Work instructions
Go through the lines below. Copy those with "Toplam".

┌────────

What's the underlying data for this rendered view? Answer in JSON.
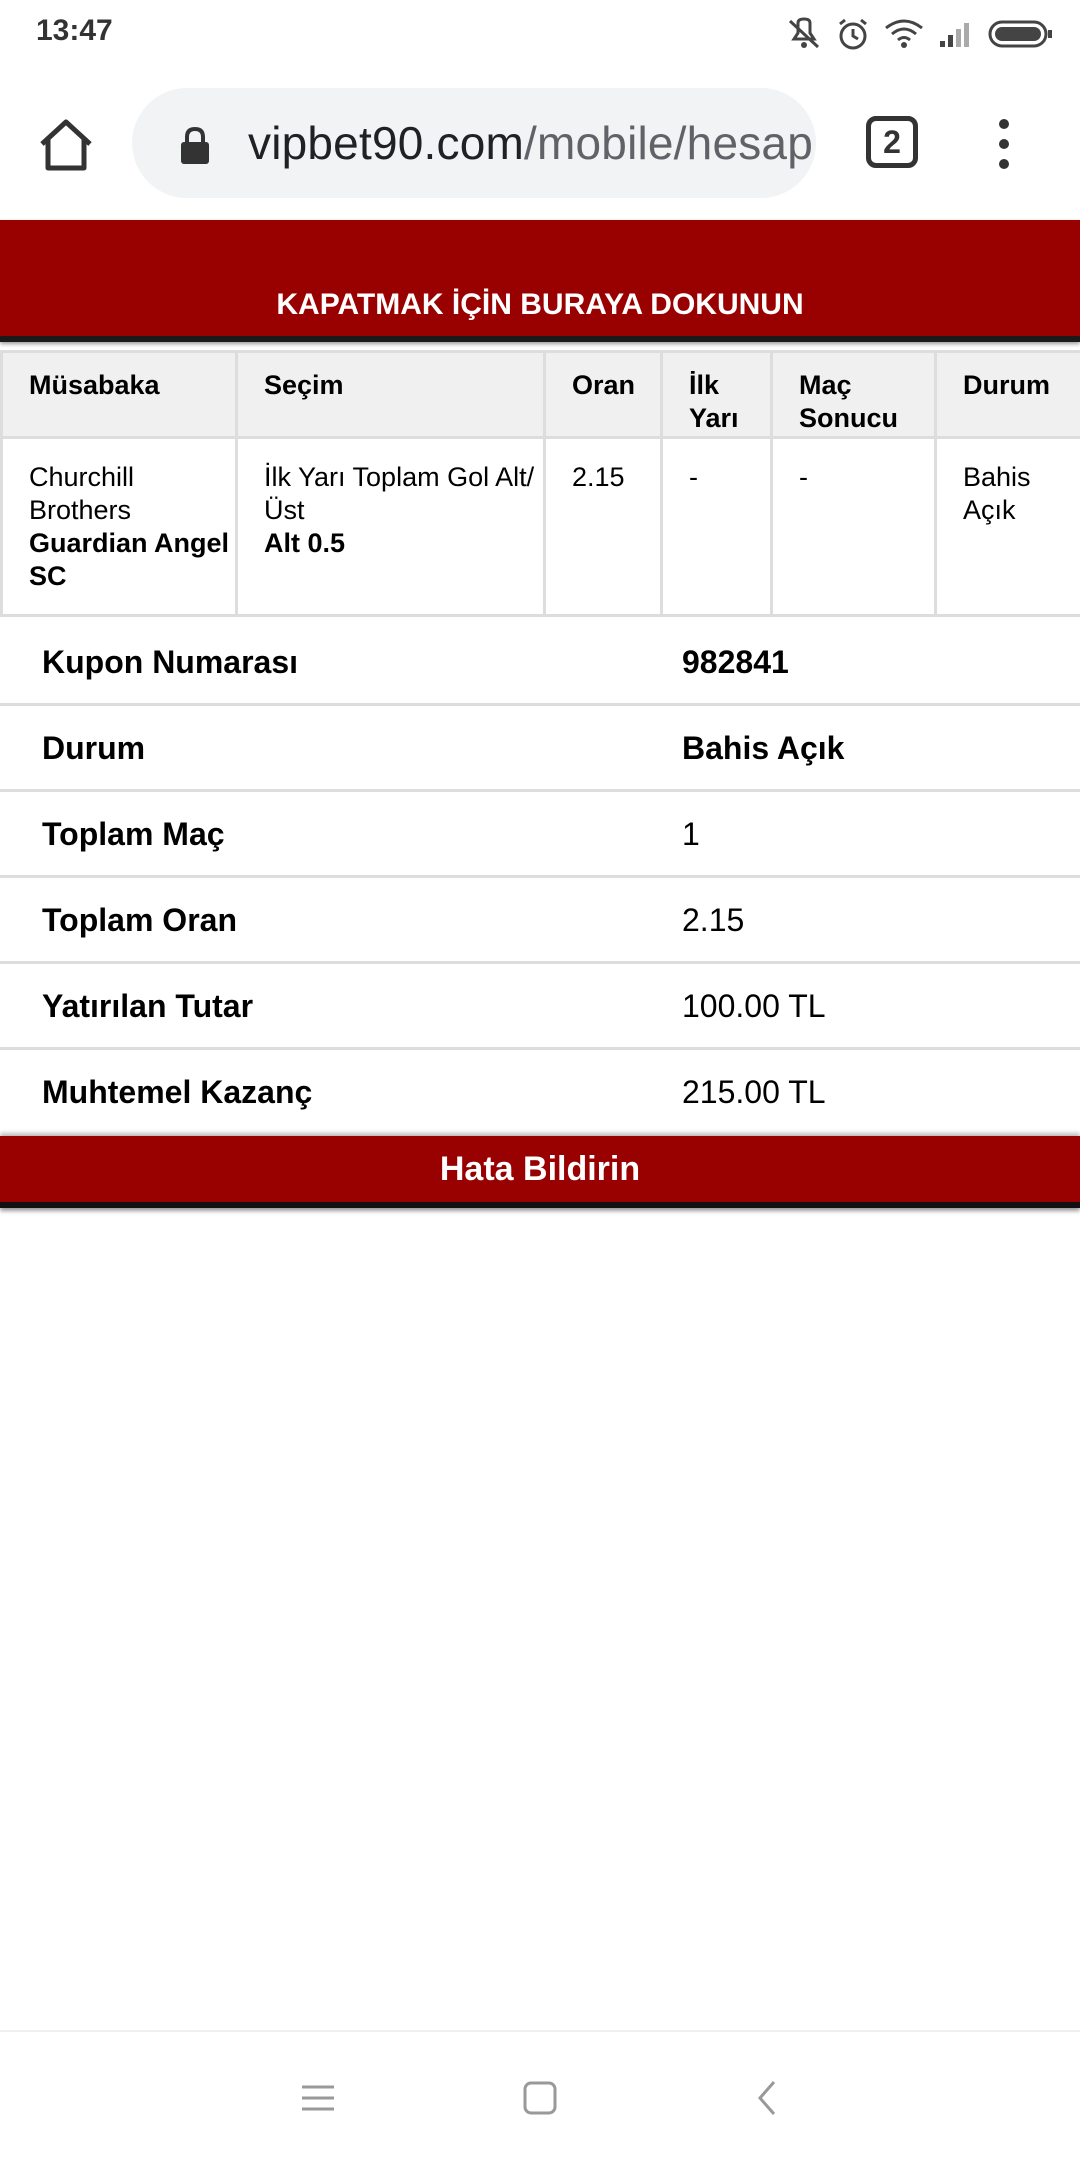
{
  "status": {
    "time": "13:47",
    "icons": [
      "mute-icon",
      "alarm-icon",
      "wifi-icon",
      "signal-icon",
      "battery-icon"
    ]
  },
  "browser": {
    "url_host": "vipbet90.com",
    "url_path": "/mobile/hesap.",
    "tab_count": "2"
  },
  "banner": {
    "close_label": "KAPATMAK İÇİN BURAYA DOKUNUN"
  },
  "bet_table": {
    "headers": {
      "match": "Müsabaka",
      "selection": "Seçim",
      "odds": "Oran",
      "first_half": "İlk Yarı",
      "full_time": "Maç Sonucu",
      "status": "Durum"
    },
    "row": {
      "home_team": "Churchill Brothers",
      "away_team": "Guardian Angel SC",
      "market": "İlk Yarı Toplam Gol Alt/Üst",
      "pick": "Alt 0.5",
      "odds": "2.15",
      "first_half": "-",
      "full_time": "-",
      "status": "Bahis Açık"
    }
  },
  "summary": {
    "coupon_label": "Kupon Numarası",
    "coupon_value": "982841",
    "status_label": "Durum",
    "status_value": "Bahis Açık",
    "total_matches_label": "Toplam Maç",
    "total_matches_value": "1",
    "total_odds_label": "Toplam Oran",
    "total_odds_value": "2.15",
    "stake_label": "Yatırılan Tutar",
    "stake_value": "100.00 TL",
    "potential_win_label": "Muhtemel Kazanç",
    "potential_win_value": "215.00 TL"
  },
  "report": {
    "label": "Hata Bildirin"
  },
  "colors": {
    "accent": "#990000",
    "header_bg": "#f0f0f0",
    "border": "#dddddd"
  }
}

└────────
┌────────

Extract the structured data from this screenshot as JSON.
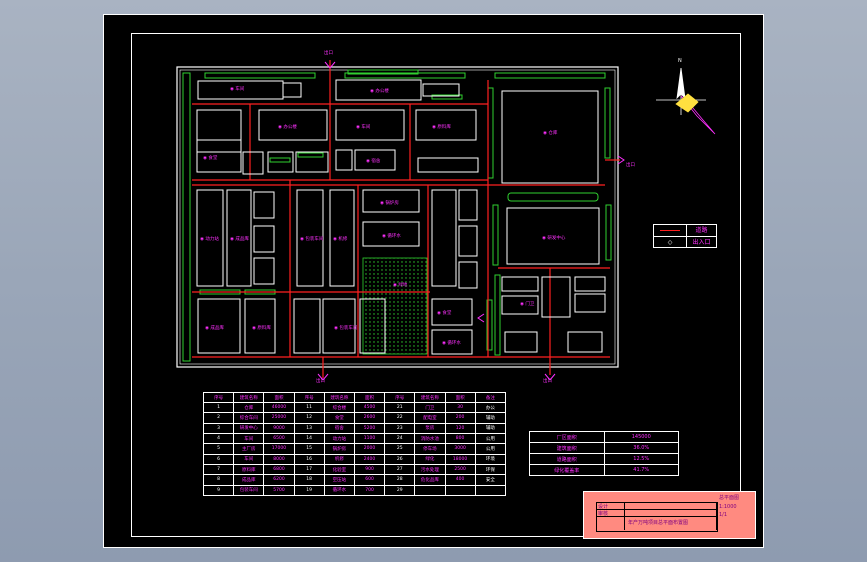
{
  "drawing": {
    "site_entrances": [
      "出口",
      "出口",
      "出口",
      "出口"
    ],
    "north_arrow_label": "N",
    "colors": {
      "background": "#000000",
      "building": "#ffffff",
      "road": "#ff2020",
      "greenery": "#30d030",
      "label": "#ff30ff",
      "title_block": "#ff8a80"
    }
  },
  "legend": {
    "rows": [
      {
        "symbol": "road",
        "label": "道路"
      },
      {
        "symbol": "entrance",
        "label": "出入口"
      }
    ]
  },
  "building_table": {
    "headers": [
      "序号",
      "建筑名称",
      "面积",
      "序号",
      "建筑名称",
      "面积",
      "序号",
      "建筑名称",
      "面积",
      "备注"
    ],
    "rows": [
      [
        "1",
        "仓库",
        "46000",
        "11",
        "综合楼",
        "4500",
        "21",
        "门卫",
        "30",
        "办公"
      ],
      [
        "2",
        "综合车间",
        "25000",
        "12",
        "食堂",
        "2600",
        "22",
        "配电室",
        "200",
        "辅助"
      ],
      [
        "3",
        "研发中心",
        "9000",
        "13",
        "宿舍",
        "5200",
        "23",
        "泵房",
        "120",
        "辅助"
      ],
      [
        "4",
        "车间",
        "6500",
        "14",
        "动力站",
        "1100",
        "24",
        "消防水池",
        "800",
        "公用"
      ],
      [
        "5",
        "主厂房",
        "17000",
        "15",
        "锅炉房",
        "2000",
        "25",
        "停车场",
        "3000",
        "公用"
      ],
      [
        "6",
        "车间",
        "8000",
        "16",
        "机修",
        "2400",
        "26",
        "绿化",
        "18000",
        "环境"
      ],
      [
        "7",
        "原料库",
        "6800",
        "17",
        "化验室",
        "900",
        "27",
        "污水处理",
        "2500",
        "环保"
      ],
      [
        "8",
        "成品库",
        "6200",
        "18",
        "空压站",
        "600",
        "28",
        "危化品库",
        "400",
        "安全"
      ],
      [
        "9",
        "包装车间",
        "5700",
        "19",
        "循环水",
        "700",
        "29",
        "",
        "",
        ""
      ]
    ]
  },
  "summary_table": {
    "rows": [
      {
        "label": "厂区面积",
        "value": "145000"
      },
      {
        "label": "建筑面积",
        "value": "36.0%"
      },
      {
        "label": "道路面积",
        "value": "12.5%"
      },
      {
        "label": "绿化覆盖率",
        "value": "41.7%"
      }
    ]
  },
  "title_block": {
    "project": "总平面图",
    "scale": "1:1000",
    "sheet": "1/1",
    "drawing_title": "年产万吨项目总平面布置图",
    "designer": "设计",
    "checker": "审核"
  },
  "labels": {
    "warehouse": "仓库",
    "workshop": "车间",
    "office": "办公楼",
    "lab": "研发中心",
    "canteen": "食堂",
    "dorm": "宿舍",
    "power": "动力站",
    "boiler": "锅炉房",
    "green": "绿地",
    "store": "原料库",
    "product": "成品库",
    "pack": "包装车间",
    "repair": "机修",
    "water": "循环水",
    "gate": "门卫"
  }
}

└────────

Solution to the problem
      "market": "İlk Yarı Toplam Gol Alt/Üst",
    "total_matches_label": "Toplam Maç",
    "total_odds_label": "Toplam Oran",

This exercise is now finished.